          • farmber

            But “exempted farms” are still fully subject to FDA oversight and they can have their exemptions quickly removed under FDA’s Withdrawal of Exemptions powers for suspicion (by an inspector quite possibly not familiar with farms and farming) of not complying with the instituted metrics — with no clear path back to reinstatement. In fact, by not having to keep certain records and meet other paperwork requirements, the “exempted” farms may not have the proof FDA requires for reinstatement. All in all a lengthy bureaucratic process and a nightmare for small businesses.

            Guidances are a much more flexible model to match oversight to evolving scientifically-valid metrics.

          • Michael Bulger

            Congress mandated rules, not guidances. But in any case, exempt farms aren’t required to carry out the activities covered farms have to keep records on. So your hypothetical example of an exemption withdrawal doesn’t hold water. Each comment you submit seems to have another example of you misunderstanding FSMA and/or the draft rules.

  • Donna Lynn Browne

    Excellent article and to the point! And Mike B. the tests maybe cheap but when a farmer can no longer use his water source he is out of business , period. The science is there and we need to use it! not try to placate people who just want to ‘feel’ good by installing guess work standards. Believe me you the FDA will be getting comments from me! That said, I think the FDA is trying to do their best! This is not an easy thing to tackle by any means and it is up to all of us to let them know, give them specific examples, sitsuations and guidance. Send in your comments!!! Your friendly Food Safety Microbiologist, Donna Lynn

    • Michael Bulger

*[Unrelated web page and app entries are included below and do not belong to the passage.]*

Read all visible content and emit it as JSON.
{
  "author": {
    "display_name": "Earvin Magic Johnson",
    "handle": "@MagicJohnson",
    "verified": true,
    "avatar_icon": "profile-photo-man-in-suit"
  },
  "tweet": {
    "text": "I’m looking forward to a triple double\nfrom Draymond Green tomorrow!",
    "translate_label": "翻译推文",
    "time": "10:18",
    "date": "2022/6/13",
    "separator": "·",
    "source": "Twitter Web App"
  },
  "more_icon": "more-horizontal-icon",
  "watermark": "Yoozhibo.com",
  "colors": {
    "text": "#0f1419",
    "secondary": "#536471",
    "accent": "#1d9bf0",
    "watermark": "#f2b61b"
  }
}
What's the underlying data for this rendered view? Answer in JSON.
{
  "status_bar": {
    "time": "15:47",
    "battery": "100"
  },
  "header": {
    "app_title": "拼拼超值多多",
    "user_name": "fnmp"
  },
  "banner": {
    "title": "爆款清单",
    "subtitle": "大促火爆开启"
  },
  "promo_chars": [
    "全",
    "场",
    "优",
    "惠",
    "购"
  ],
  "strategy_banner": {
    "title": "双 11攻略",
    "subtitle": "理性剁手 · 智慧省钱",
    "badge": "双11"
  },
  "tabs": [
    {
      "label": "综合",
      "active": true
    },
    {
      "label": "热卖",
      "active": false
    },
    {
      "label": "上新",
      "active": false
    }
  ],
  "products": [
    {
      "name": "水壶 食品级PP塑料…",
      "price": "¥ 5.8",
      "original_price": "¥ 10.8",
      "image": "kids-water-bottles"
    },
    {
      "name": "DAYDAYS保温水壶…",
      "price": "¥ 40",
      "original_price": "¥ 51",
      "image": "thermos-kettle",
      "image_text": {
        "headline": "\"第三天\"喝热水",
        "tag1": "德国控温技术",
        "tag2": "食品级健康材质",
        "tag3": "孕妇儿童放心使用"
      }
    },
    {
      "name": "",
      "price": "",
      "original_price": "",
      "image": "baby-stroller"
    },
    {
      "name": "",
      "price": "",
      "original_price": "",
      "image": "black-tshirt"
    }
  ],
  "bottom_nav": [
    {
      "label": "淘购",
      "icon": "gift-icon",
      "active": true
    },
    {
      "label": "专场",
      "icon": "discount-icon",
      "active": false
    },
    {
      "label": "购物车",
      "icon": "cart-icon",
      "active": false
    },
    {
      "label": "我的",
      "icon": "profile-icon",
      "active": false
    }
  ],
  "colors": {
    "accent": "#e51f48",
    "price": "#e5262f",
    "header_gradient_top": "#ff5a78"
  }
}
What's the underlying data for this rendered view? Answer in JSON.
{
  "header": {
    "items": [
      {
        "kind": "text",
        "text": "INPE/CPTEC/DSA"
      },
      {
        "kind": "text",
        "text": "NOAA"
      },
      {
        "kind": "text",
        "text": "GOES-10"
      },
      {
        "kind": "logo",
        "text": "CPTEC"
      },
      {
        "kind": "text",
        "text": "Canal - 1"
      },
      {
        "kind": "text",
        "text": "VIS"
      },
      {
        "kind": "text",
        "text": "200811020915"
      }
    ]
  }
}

      So, the alternative that you propose is to allow contaminated water to be used on ready-to-eat produce?

      • farmber

        Organic standards require the use of non-contaminated water sources. But why should the farmer be the one to have to bear the costs of monitoring society’s water pollution problems — or from the crop losses due to not being able to use public water sources?

        Rules that require the farmer to be financially responsible for monitoring upstream pollution are inherently unfair — and benefit polluters who routinely externalize their cleanup and environmental costs.

        Of course, irrigation water containing factory chemical and farm nutrients/pesticides are by definition not covered under the proposed rules, only microbial contamination is deemed unsafe and must be tested — what kind of food safety is that?

        And for public entities — if a municipality periodically discharges untreated sewage (along with the industrial waste stream), for example –THEY should be the ones required to build super-adequate facilities and to pay for testing and remediation downstream.